Three new appointments were made to the board along with amendments granting it greater authority, and in 1863 a new Dalhousie College Act was passed that gave the board power to appoint all college officers, including the president and professors, and, while internal governance was the responsibility of an academic senate, their rules were subject to board approval. The college was reconstituted as a university, conferring bachelors, master and doctoral degrees. In November 1863 Dalhousie College opened under the new board.
Functions, occupations and activities
The Board of Governors is responsible for the overall conduct, management, administration and control of the property, revenue and business of Dalhousie University, including the appointment of the university chancellor and the president.
The Board of Governors holds regular meetings at least four times each year, including an annual meeting usually held in June. The Board comprises an Executive Committee and five standing committees: Academic and Student Affairs Committee; Capital Projects and Facilities Committee; Community Affairs Committee; Finance, Audit, Investment and Risk Committee; and Governance and Human Resources Committee.
Approved minutes of Board of Governors meetings may be accessed on DalSpace. These archived minutes, dating from 1820, were created in several different formats, including handwritten, typescript and electronic. Minutes from earlier years have been scanned to provide online access.
Mandates/sources of authority
The basic statute relating to Dalhousie University is Chapter 24 of the Acts of 1863. This statute replaced earlier statutes, and the 1863 statute itself has been amended and supplemented several times over the years. The provisions of these various statutes provide for the establishment and regulation of the university, the membership of the Board of Governors and its rights and powers, the authority of senate for the internal regulation of the university (subject to the approval of the board), and various other matters.
The By-laws of the Board of Governors set out the operating procedures for the Board, including powers, membership, meeting procedures and committees.

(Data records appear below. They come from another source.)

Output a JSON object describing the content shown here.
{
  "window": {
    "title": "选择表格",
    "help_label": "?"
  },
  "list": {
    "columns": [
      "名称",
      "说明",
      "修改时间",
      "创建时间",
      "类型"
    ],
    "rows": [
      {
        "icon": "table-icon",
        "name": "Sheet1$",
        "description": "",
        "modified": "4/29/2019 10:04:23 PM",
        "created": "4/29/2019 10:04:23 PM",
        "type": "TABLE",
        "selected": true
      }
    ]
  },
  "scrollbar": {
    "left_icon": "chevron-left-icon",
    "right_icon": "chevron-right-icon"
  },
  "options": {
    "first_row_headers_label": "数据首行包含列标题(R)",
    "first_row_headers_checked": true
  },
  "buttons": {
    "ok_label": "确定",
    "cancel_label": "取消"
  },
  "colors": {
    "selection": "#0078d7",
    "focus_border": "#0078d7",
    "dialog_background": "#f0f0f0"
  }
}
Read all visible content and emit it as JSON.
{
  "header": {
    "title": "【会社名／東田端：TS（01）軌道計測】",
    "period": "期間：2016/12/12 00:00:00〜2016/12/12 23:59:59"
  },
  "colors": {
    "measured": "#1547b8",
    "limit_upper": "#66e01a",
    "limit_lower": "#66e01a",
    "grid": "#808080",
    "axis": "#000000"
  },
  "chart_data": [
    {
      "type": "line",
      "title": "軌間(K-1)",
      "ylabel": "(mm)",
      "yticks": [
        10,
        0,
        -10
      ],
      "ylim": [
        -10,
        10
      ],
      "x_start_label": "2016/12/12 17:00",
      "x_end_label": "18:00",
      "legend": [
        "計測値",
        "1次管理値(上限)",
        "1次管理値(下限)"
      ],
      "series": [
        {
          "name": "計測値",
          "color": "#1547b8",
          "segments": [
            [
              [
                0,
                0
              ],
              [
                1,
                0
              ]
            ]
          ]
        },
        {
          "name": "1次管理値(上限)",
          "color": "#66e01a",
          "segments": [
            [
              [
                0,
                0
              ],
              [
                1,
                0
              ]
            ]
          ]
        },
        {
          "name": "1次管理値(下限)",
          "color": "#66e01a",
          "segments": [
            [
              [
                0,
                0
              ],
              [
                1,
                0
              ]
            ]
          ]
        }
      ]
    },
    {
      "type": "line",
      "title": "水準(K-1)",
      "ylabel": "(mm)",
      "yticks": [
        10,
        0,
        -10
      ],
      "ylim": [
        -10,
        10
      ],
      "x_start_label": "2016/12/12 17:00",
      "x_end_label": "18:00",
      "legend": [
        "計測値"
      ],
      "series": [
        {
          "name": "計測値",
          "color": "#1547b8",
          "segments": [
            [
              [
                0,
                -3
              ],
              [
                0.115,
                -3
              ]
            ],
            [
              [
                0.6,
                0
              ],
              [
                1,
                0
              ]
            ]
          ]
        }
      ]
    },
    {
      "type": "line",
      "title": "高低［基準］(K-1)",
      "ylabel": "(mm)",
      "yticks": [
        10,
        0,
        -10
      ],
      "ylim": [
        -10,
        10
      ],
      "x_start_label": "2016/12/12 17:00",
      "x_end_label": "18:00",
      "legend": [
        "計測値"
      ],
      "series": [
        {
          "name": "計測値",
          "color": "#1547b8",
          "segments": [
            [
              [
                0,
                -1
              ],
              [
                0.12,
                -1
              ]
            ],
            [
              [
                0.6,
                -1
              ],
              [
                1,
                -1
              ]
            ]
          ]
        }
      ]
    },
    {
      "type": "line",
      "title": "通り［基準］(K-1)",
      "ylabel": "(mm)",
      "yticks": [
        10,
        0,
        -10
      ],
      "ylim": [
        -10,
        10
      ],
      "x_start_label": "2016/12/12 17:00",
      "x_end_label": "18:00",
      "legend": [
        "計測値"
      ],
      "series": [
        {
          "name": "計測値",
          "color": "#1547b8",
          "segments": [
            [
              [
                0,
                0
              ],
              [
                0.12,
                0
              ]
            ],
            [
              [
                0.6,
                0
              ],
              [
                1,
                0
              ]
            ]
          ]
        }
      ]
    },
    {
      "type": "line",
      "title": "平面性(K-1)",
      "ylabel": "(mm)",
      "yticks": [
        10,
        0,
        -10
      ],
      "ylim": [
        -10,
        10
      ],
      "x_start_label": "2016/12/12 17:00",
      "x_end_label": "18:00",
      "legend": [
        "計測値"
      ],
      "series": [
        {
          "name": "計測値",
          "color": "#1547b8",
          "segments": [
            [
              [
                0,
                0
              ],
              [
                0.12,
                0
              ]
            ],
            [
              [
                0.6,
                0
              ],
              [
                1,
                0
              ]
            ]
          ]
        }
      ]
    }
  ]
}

The By-laws are interpreted in accordance with the Statutes of Nova Scotia relating to Dalhousie University which specify the powers, rights, authorities and privileges of the Board.
The president and vice-chancellor of Dalhousie University is directly responsible to the Board of Governors, as is the University Secretary and Director, University Secretariat.
The Board of Governors is made up of three ex-offico members—the university chancellor, president & vice-chancellor, and the chair of Senate—fifteen order-in-council members, including a chair and vice chair; three board-appointed representatives; four alumni representatives; three student representatives; two faculty representatives; a Dalhousie Faculty Association observer; and the university secretary.